In December 1928, the company name was changed to Teletype Corporation, and in 1930 Teletype Corporation was sold to the American Telephone and Telegraph Company for $30 million.[6] In 1931, Kleinschmidt set up Kleinschmidt Laboratories, presently known as Kleinschmidt Inc,[3] to further refine the teletypewriter and do research and development for the Teletype Corporation.

He was awarded the John Price Wetherill Medal in 1940.

During World War II, Kleinschmidt's son Bernard learned that the US Signal Corps needed a lightweight, transportable teleprinter and in February 1944, Kleinschmidt demonstrated a working model of his lightweight teleprinter at the office of the Chief Signal Officer. The Kleinschmidt 100-words-per-minute typebar page printer became the standard for US forces in 1949.

The success of its printer, and an order for 2,000 examples caused Kleinschmidt Laboratories to purchase a 13-acre (53,000 m2) parcel of land in Deerfield, Illinois, to house the manufacturing operations. This location and the original buildings are the current home of Kleinschmidt Inc.

Other inventions[edit]

Although best known for the teleprinter, Kleinschmidt also invented many other devices, including an automatic fishing reel and a vaccination shield, and is credited with making major improvements to the Wheatstone (stock market ticker tape) perforator.[3] He also invented a macaroni-twisting machine. His inventions made him a multi-millionaire.[7][8]

Kleinschmidt died in Canaan, Connecticut, of heart disease in 1977 at the age of 101.[7]

See also[edit]

References[edit]

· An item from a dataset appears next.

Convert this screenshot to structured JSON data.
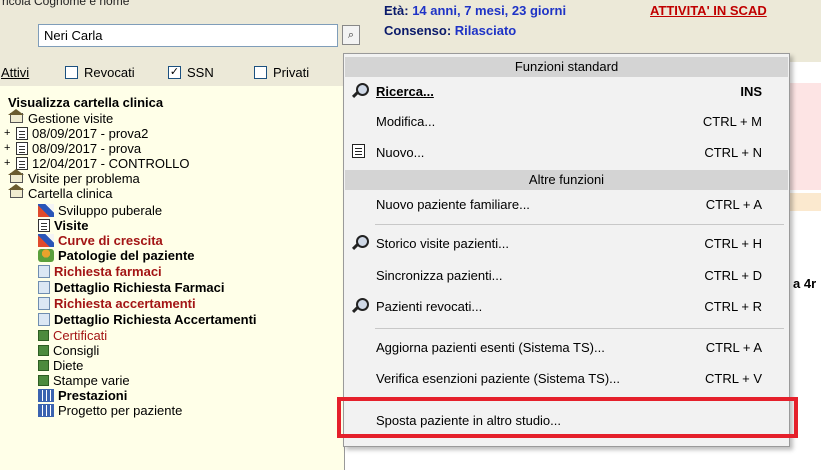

  1. ^ a b c d Huurdeman, Anton A. (2003). The Worldwide History of Telecommunications. Wiley-IEEE. p. 302. ISBN 0-471-20505-2. 
  2. ^ KLEINSCHMIDT, E. (Jul 30, 1910). "TELEGRAPHIC-TAPE PERFORATOR". USPO. Retrieved 2008-07-11. 
  3. ^ a b c d Kleinschmidt History
  4. ^ KLEINSCHMIDT, E. (Apr 14, 1916). "TELEGRAPH PRINTER". USPO. Retrieved 2008-07-11. 
  5. ^ KLEINSCHMIDT, E. (May 1, 1919). "METHOD OF AND APPARATUS EOR OPERATING PRINTING TELEGRAPHS". USPO. Retrieved 2008-07-11. 
  6. ^ The Teletype Story. Teletype Corporation. 1957. Retrieved 2011-08-12. 
  7. ^ a b "Notices". TIME. Aug 22, 1977. Retrieved 2008-07-11. 
  8. ^ Everett (ed.), Jason M. (2006). "1977: Communications, Media". The People's Chronology. Gale Group, Inc., eNotes.com. Retrieved 2008-07-11.